An abnormal ski season around the corner
For winter sports enthusiasts, the first snowfall entails the beginning of a highly anticipated season. While there will be some sense of familiarity for experienced skiers, this season will be exceptionally unique with COVID-19.
Fortunately, winter athletes hoping to practice skiing as an escape from a disappointing year will still be able to access the wide plethora of local ski hills. However, with the pandemic upending familiar societal standards on its head, skiing will be no exception.
The concept of skiing lends itself well to the COVID-19 era: skiers are already accustomed to spreading out across the mountain, tend to distance themselves from others while riding the slopes to avoid collisions, and are used to covering their faces to combat the cold climate.
However, some issues arise when considering the services surrounding the popular winter activity. The concept of waiting in crowded lift lines and sharing chairs is worrisome for ski resorts, alongside the notion of renting gear and the interactions that procedure entails. The crowding and socializing that typically occurs in warm interior settings such as mid-mountain restaurants and chalets will also need to be heavily controlled and monitored.
The recent drop in temperature has enabled the snowmaking operation to begin for many ski resorts, officially signaling the commencement of the ski season despite the circumstances.

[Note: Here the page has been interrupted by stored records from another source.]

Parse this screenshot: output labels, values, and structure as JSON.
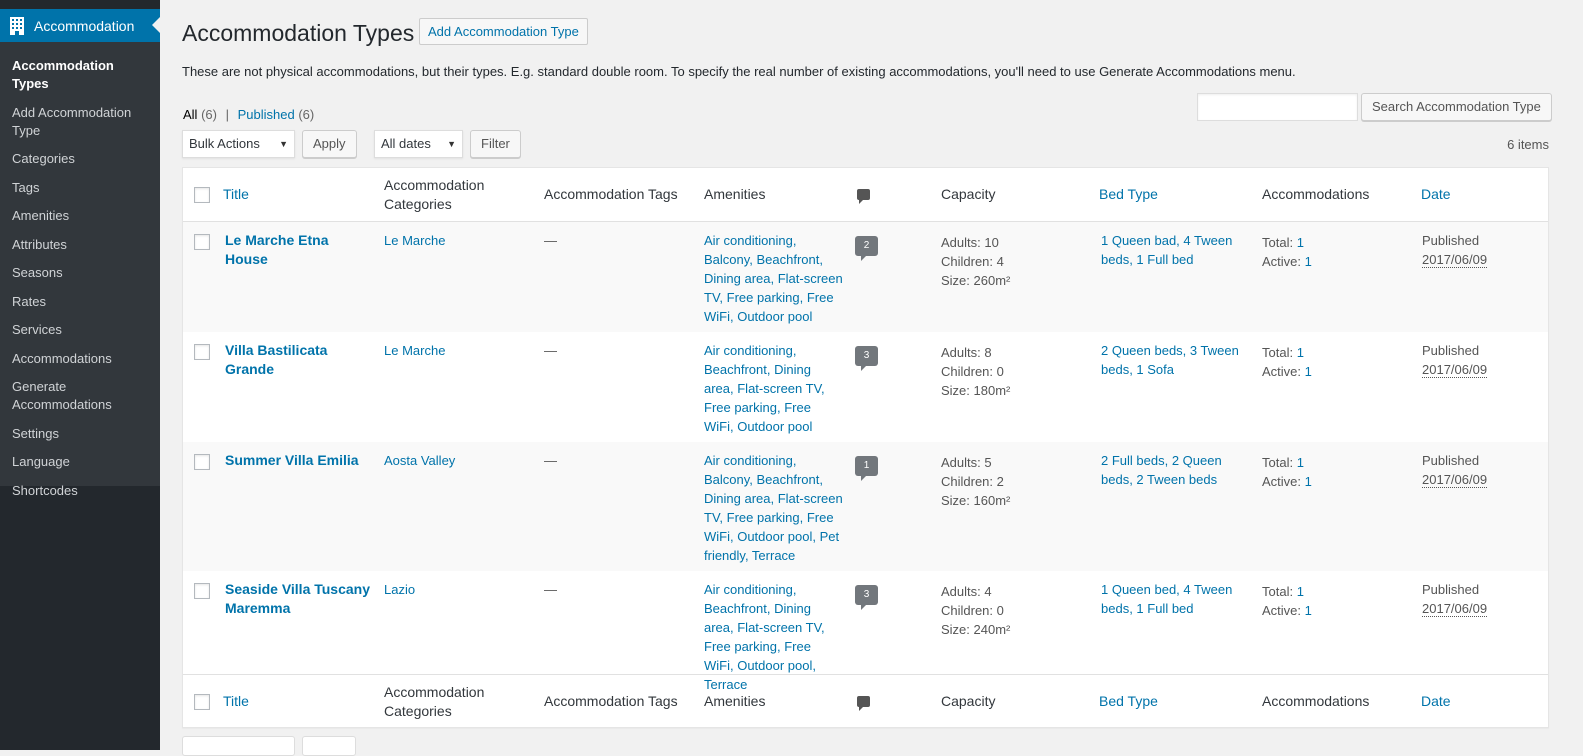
{
  "sidebar": {
    "menu_title": "Accommodation",
    "items": [
      {
        "label": "Accommodation Types",
        "current": true
      },
      {
        "label": "Add Accommodation Type"
      },
      {
        "label": "Categories"
      },
      {
        "label": "Tags"
      },
      {
        "label": "Amenities"
      },
      {
        "label": "Attributes"
      },
      {
        "label": "Seasons"
      },
      {
        "label": "Rates"
      },
      {
        "label": "Services"
      },
      {
        "label": "Accommodations"
      },
      {
        "label": "Generate Accommodations"
      },
      {
        "label": "Settings"
      },
      {
        "label": "Language"
      },
      {
        "label": "Shortcodes"
      }
    ]
  },
  "header": {
    "title": "Accommodation Types",
    "add_button": "Add Accommodation Type",
    "description": "These are not physical accommodations, but their types. E.g. standard double room. To specify the real number of existing accommodations, you'll need to use Generate Accommodations menu."
  },
  "views": {
    "all_label": "All",
    "all_count": "(6)",
    "separator": "|",
    "published_label": "Published",
    "published_count": "(6)"
  },
  "search": {
    "button_label": "Search Accommodation Type",
    "value": ""
  },
  "filters": {
    "bulk_actions": "Bulk Actions",
    "apply": "Apply",
    "dates": "All dates",
    "filter": "Filter",
    "items_count": "6 items"
  },
  "columns": {
    "title": "Title",
    "categories": "Accommodation Categories",
    "tags": "Accommodation Tags",
    "amenities": "Amenities",
    "capacity": "Capacity",
    "bed_type": "Bed Type",
    "accommodations": "Accommodations",
    "date": "Date"
  },
  "rows": [
    {
      "title": "Le Marche Etna House",
      "category": "Le Marche",
      "tags": "—",
      "amenities": "Air conditioning, Balcony, Beachfront, Dining area, Flat-screen TV, Free parking, Free WiFi, Outdoor pool",
      "comments": "2",
      "adults": "Adults: 10",
      "children": "Children: 4",
      "size": "Size: 260m²",
      "bed_type": "1 Queen bad, 4 Tween beds, 1 Full bed",
      "total_label": "Total:",
      "total": "1",
      "active_label": "Active:",
      "active": "1",
      "status": "Published",
      "date": "2017/06/09"
    },
    {
      "title": "Villa Bastilicata Grande",
      "category": "Le Marche",
      "tags": "—",
      "amenities": "Air conditioning, Beachfront, Dining area, Flat-screen TV, Free parking, Free WiFi, Outdoor pool",
      "comments": "3",
      "adults": "Adults: 8",
      "children": "Children: 0",
      "size": "Size: 180m²",
      "bed_type": "2 Queen beds, 3 Tween beds, 1 Sofa",
      "total_label": "Total:",
      "total": "1",
      "active_label": "Active:",
      "active": "1",
      "status": "Published",
      "date": "2017/06/09"
    },
    {
      "title": "Summer Villa Emilia",
      "category": "Aosta Valley",
      "tags": "—",
      "amenities": "Air conditioning, Balcony, Beachfront, Dining area, Flat-screen TV, Free parking, Free WiFi, Outdoor pool, Pet friendly, Terrace",
      "comments": "1",
      "adults": "Adults: 5",
      "children": "Children: 2",
      "size": "Size: 160m²",
      "bed_type": "2 Full beds, 2 Queen beds, 2 Tween beds",
      "total_label": "Total:",
      "total": "1",
      "active_label": "Active:",
      "active": "1",
      "status": "Published",
      "date": "2017/06/09"
    },
    {
      "title": "Seaside Villa Tuscany Maremma",
      "category": "Lazio",
      "tags": "—",
      "amenities": "Air conditioning, Beachfront, Dining area, Flat-screen TV, Free parking, Free WiFi, Outdoor pool, Terrace",
      "comments": "3",
      "adults": "Adults: 4",
      "children": "Children: 0",
      "size": "Size: 240m²",
      "bed_type": "1 Queen bed, 4 Tween beds, 1 Full bed",
      "total_label": "Total:",
      "total": "1",
      "active_label": "Active:",
      "active": "1",
      "status": "Published",
      "date": "2017/06/09"
    }
  ],
  "colors": {
    "sidebar_bg": "#23282d",
    "submenu_bg": "#32373c",
    "accent": "#0073aa",
    "page_bg": "#f1f1f1"
  },
  "icons": {
    "menu": "building-icon",
    "comments_column": "comment-bubble-icon",
    "dropdown": "chevron-down-icon"
  }
}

The Quebec Ski Areas Association (ASSQ) has released a set of guidelines that the non-profit organization deems paramount for the smooth sailing of ski operations in the province. Among the many safety measures people are advised to follow, the mandatory highlighted items include: keeping a physical distance of two metres, wearing a face covering inside and outside of base lodging, and washing hands frequently.
Much like the many societal services that have made the online transition, skiers can purchase ski tickets online in advance and learn about the specific regional health regulations that will vary by resort, which ski resorts strongly recommend before presenting oneself in-person.
Some mountains aim to control traffic by limiting the number of daily tickets made available. Regional statuses will not be absolute and will subsequently be susceptible to change as the COVID-19 situation evolves, meaning guests must frequent a business’ website regularly to remain informed and avoid calamity.
“The resorts have redoubled their efforts to put processes in place to ensure the safety of their guests and employees,” said President and CEO of the ASSQ Yves Juneau in a press release published on Nov. 26. “The success of the season also depends on the sense of responsibility of skiers who must now plan their outings in advance.”
In addition to the added physical safety measures, many ski resorts have adopted new policies that cater to customers by acknowledging the uncertainty surrounding the virus.
The Guaranteed Season option, for example, is offered by most local hills free-of-charge with the purchase of any season pass, enabling customers the option to defer the pass to the 2021-22 season or request a full refund. The deadline to defer varies by resort, and skiers cannot use the benefit if they have already started using their subscription.
Furthermore, if services are temporarily interrupted or suspended due to a government decree, a compensation process will occur at the end of the season. Reimbursements will be calculated according to the theoretical number of days offered by a certain pass compared to the number of operating days that the resort was forced to prematurely close.
The pandemic has thrown curveballs and haymakers at every stage, making its notorious presence felt and forcing people from all walks of life to adjust accordingly. While the different operation process will certainly have its ups and downs for ski enthusiasts, local ski resorts hope that the continuous diligence will result in a unique, safe, and rewarding winter season.
Graphic by Laura Douglas